This two-book (so far!) story has become one of my favorites, so I am so glad to get a chance to chat with author Bianca Sloane! Below, she talks about her super-compelling characters and what she’s working on next – sign me up!
As stated on my review, discussing this book involves spoilers for Live to Tell, the first book in the series. Please read/come back later accordingly.
Was it always your plan to “split” this story into two parts, or did the idea come as you were writing?
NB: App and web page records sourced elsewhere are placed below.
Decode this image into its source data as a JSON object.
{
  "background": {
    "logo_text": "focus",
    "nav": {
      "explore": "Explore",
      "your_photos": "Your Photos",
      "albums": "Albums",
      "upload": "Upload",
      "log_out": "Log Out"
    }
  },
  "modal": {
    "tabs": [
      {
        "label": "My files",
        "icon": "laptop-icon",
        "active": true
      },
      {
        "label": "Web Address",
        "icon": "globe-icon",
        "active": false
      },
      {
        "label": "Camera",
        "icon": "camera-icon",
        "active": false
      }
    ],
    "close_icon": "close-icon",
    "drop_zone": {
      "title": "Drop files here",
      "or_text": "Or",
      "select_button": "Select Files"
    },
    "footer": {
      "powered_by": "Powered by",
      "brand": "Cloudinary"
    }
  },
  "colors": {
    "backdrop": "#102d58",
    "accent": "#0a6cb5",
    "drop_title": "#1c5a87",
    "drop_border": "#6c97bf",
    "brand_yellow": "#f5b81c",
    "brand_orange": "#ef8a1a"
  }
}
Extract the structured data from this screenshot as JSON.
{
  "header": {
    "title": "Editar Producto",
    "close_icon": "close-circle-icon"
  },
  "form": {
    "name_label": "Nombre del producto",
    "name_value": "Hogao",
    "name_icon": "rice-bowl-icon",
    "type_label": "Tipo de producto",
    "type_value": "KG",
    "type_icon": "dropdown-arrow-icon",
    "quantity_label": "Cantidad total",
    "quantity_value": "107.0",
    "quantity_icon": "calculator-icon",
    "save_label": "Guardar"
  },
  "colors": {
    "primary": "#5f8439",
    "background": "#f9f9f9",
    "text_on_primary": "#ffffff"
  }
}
BS: It was not my original intention to split the story in two. The idea to do so came during the writing process. When I was finishing up “Live to Tell,” I realized I really wanted to know Jillian’s side of the story. She was pretty insistent! So, I started a draft of “Tell Me a Lie.” Butthen, I rewrote the second half of “Live to Tell” during the revision phase, so everything I’d written for “Tell Me a Lie” had to be scrapped. Even though it was a LOT of work, I think both books are much better for it.
How did you get into the new point-of-view for this second book?
BS: I’m one of those weird writers whose characters talk to them, so getting into Jillian’s head wasn’t that difficult. Sometimes, I might have a particular actor/actress in mind for the purposes of what a character sounds or looks like. In developing Jillian, I drew inspiration from the“Hitchcock Blonde,” the so-called icy blondes Hitchcock was famous for casting in his movies, such as Grace Kelly and Kim Novak, their characters recognized as being beautiful, sophisticated, cool, and cunning.
The narrator of this book, Jillian, is a cold-blooded murderer, but I found myself feeling sympathetic for her at points. Why was it important to show her various sides? Do you see Jillian as a tragic character or pure evil?
BS: To paraphrase Stephen King, even murderers will help the little old lady across the street.
I always want my characters to feel like walking, talking, breathing people. I think by and large, no one is ever one thing. We all have the capacity to be sweet or snarky with lots of shades of gray in between and I always try to show that with my characters. I don’t think of Jillian as evil or tragic (I think what happens to her in the end is a tragedy, even though it is of her own making), but rather someone who is misguided. She does all the wrong things, but in her mind, she does them for all the right reasons.
Will we be seeing any of these characters again? Maybe Charlotte or Chase?
BS: I’ve had a “maybe” story swirling around in my head for a little while involving Chase and his brother, Gabe (with an appearance by Charlotte 😊). It’s a really big blob, so I’d need to spend some time exploring whether the idea has any legs. In other words, anything is possible!
What are you working on next?
BS: I’m finishing up edits on my next book to get it ready for copyediting. I’m still mulling over the title, but it centers around one of my greatest fears – home invasions. I’m also in the midst of the first draft for the book after that. All I can say about that one is, never underestimate the viciousness of teenage girls.
What advice do you have for aspiring writers?
BS: Read and write. Read widely within the genre you want to write in, read books outside your genre. Reading a variety of stories is a great way to stretch and learn more about story structure, character development, dialogue, cliffhangers, themes, plots, and so much more.
I also can’t stress enough that craft books should be at the top of your pile. In addition to “On Writing,” by Stephen King, which should be required reading, I highly recommend anything by James Scott Bell. Also, “Screenwriting Tricks for Authors” by Alexandra Sokoloff is just a goldmine of information.
It goes without saying that if you want to be a writer, you have to write. It’s just that simple.